Along those lines at some urging from John Tukey and others, I finally adopted what I called “Great Thoughts Time.’’ When I went to lunch Friday noon, I would only discuss great thoughts after that. By great thoughts I mean ones like: “What will be the role of computers in all of AT&T?’’, “How will computers change science?’’ For example, I came up with the observation at that time that nine out of ten experiments were done in the lab and one in ten on the computer. I made a remark to the vice presidents one time, that it would be reversed, i.e. nine out of ten experiments would be done on the computer and one in ten in the lab. They knew I was a crazy mathematician and had no sense of reality. I knew they were wrong and they’ve been proved wrong while I have been proved right. They built laboratories when they didn’t need them. I saw that computers were transforming science because I spent a lot of time asking “What will be the impact of computers on science and how can I change it?’’ I asked myself, “How is it going to change Bell Labs?’’ I remarked one time, in the same address, that more than one-half of the people at Bell Labs will be interacting closely with computing machines before I leave. Well, you all have terminals now.

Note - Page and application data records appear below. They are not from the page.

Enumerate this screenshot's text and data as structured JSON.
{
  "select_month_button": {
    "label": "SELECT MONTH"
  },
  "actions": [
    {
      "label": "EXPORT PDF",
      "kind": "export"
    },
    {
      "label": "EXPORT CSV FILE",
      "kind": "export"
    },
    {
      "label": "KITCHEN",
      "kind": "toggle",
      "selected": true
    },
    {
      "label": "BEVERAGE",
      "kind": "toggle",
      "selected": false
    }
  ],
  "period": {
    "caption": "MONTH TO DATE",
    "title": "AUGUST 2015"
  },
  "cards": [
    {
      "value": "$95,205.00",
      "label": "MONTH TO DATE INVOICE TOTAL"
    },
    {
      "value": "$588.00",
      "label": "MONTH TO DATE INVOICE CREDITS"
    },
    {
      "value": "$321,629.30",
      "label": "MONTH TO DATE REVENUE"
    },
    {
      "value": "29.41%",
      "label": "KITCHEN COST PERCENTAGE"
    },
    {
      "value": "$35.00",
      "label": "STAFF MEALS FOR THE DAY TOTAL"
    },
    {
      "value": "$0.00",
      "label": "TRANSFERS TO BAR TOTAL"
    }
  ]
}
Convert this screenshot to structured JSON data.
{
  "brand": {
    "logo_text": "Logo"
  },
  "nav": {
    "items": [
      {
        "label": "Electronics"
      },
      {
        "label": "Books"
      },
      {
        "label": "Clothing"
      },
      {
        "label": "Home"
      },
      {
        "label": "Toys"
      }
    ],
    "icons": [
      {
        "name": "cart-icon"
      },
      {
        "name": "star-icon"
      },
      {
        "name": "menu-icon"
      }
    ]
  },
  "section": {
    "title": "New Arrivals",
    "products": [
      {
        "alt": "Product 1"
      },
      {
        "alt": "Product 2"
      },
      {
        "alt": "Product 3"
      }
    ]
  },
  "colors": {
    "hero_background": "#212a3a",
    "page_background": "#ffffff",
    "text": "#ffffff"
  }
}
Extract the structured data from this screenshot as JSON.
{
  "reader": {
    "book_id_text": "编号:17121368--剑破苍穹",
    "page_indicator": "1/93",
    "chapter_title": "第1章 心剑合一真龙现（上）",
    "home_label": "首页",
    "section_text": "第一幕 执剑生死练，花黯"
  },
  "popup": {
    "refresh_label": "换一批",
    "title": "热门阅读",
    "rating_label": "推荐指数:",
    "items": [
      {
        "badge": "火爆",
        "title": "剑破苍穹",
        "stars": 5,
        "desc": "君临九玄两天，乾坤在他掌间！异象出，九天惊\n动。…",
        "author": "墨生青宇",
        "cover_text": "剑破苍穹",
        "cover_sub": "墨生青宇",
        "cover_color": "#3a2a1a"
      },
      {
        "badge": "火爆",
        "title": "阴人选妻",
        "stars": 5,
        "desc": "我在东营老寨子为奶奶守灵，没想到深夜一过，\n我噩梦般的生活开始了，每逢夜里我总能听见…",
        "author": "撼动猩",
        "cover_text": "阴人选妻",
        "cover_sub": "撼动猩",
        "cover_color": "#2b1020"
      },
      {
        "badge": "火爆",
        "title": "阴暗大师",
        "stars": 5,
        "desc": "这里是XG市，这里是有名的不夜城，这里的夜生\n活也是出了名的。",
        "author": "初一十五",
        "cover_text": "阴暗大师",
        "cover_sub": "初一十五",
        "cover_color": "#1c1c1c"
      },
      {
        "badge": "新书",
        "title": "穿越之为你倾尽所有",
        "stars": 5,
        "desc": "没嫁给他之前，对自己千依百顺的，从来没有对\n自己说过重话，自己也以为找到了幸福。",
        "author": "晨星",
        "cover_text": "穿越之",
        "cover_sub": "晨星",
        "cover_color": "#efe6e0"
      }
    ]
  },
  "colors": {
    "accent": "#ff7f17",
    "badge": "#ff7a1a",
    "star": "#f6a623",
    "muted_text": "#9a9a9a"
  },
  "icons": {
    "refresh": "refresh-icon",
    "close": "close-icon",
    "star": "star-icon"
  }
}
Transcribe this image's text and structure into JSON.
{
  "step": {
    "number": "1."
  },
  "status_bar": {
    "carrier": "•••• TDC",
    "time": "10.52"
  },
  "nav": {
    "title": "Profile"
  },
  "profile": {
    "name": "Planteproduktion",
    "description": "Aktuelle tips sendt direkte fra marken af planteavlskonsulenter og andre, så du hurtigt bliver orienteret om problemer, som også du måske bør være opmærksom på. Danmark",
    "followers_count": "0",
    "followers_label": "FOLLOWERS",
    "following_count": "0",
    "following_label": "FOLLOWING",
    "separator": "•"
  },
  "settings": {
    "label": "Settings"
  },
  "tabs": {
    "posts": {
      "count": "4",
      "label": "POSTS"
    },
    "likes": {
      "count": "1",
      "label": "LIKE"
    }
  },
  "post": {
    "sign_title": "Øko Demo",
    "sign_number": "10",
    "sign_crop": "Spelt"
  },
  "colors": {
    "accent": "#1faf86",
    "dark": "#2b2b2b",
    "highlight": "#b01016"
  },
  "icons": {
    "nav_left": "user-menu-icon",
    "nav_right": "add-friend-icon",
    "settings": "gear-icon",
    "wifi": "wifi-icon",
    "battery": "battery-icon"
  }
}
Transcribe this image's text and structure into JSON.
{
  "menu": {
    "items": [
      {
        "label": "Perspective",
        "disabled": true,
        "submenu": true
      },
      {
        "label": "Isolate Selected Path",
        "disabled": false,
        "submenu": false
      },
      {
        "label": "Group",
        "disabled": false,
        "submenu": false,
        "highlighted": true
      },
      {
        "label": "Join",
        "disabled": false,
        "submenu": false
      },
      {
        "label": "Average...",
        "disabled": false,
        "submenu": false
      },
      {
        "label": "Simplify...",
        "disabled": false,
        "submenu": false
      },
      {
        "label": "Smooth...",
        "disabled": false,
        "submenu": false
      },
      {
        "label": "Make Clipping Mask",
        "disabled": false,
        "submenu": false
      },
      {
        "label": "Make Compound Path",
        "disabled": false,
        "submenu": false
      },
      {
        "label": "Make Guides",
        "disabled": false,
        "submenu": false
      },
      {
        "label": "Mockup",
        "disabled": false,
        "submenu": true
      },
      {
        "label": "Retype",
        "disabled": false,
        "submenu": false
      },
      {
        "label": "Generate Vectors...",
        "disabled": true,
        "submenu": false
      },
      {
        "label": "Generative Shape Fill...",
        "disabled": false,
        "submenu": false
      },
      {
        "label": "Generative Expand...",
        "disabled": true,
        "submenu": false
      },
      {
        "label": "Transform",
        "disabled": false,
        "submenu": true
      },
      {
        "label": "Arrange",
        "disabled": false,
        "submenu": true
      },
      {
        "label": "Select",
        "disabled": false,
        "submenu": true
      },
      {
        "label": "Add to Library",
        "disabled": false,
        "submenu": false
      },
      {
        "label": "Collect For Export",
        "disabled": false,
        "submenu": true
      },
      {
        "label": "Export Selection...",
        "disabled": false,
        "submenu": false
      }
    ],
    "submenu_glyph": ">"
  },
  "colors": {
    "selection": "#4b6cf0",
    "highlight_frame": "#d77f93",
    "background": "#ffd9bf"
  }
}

I thought hard about where was my field going, where were the opportunities, and what were the important things to do. Let me go there so there is a chance I can do important things. - Richard Hamming

In a similar vein, a lot of tech companies talk about innovation time:

“We encourage our employees, in addition to their regular projects, to spend 20% of their time working on what they think will most benefit Google,” founders Sergey Brin and Larry Page wrote in their IPO letter.

Source: CNBC

While my role at DocuSign gave me health flexibility to do something similar, Spring Health actually does Calm Fridays, where we are supposed to be nearly meetingless. This seems like a perfect time to begin my own “Great Thoughts Time”.

So today, let’s go a bit meta for the first one.

Free Flow Friday

First, the name. Free Flow Friday, but with intention of course.

So, let’s lay down some principles. How free flowing right??

  1. be intentional. 10% investment into 10 different things for 10 days is a path to nowhere.
  2. find a minimal outcome.
  3. consistency is most important. Guard it.
  4. think long term.
  5. keep it fun.

Notably, Google (and others) have discontinued this due to it not being used properly, conflicting with the day-to-day productivity and synergy of progress towards company work/goals.

So What Could be a Focus?

As I am starting my new job (2 weeks in now!), of the few knowns, I can say with 100% certainty:

Furthermore, I have this nagging to continue to revisit a couple domains from the past:

So, I think I will focus on hacking within the Shipley’s Shenanigans organization on a project I have called Queso (Que eS estO), an external brain note taking processor that incorporates Ologs. This covers all bases. Furthermore it addresses each F.F.F. principle.

  1. intentionality defined up front
  2. minimal outcome is I learn more Ruby & Rails, making me a better developer at work
  3. n/a
  4. incremental progress is acheivable with a small PR or a brainstorm session to understand how to incoproate some concept from Ologs into the editor
  5. hacking on PL is almost always interesting